▸ Data
*** Begin section ***

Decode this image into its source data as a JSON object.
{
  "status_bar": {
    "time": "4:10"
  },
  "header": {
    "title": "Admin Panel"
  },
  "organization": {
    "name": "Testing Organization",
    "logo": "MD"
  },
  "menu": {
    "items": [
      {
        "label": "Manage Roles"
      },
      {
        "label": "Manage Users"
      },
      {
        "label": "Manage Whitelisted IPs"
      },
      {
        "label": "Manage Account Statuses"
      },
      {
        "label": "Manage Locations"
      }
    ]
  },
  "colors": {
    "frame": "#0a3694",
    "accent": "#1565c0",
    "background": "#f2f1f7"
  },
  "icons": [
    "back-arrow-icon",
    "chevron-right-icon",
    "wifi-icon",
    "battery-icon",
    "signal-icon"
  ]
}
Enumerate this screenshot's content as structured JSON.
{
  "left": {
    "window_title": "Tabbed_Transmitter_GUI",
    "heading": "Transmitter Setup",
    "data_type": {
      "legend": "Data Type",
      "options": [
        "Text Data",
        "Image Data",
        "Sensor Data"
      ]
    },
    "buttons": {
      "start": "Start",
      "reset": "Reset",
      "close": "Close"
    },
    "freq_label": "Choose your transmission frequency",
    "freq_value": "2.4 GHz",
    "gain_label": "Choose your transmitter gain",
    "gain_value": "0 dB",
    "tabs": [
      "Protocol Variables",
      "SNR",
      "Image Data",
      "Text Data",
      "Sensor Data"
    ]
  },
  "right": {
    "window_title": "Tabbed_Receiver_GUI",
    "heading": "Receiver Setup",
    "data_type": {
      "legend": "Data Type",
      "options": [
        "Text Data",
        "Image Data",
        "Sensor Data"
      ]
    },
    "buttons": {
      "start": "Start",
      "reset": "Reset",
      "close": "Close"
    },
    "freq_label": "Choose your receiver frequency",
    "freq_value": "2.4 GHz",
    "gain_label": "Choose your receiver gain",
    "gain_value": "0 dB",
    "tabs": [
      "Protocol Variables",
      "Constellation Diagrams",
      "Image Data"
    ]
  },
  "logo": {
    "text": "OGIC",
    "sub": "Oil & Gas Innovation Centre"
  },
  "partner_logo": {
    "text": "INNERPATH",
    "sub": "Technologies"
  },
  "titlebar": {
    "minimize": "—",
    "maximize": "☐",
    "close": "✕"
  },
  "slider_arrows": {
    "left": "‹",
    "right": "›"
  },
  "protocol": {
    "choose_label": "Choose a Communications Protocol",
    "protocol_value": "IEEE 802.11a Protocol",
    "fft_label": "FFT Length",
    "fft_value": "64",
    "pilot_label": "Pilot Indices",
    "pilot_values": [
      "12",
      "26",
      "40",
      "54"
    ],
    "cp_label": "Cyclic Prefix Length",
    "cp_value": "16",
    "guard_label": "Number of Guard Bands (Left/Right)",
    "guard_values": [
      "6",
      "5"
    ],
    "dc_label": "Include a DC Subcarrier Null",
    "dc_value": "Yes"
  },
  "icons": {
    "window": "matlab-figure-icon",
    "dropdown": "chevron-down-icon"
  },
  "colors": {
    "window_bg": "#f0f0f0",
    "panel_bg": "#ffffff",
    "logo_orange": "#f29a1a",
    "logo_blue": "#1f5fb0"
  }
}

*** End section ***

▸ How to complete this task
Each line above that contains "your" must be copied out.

▸ Answer to the problem
    "freq_label": "Choose your transmission frequency",
    "gain_label": "Choose your transmitter gain",
    "freq_label": "Choose your receiver frequency",
    "gain_label": "Choose your receiver gain",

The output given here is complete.